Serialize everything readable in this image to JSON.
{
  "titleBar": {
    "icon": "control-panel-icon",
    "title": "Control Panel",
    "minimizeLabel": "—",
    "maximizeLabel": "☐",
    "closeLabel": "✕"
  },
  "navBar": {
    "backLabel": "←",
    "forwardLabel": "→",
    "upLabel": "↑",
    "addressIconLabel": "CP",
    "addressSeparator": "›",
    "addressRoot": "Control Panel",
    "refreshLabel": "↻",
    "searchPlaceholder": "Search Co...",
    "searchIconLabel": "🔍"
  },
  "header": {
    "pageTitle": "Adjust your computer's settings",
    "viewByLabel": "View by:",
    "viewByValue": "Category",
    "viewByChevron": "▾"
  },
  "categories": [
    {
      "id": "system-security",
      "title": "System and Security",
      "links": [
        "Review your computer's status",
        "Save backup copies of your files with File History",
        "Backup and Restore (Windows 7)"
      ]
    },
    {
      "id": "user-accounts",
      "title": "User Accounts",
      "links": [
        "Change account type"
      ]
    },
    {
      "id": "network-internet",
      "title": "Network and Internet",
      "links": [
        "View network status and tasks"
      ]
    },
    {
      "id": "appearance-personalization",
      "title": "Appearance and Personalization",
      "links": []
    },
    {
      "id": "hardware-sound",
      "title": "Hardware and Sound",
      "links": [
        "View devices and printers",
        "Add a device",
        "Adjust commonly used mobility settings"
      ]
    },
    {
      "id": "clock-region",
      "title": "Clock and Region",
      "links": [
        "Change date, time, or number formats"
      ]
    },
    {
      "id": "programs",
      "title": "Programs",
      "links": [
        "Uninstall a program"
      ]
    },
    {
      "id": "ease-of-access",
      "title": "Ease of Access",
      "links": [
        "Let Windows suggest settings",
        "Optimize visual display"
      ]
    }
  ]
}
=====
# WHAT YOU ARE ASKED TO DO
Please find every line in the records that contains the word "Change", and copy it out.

# RESPONSE TO THE TASK
        "Change account type"
        "Change date, time, or number formats"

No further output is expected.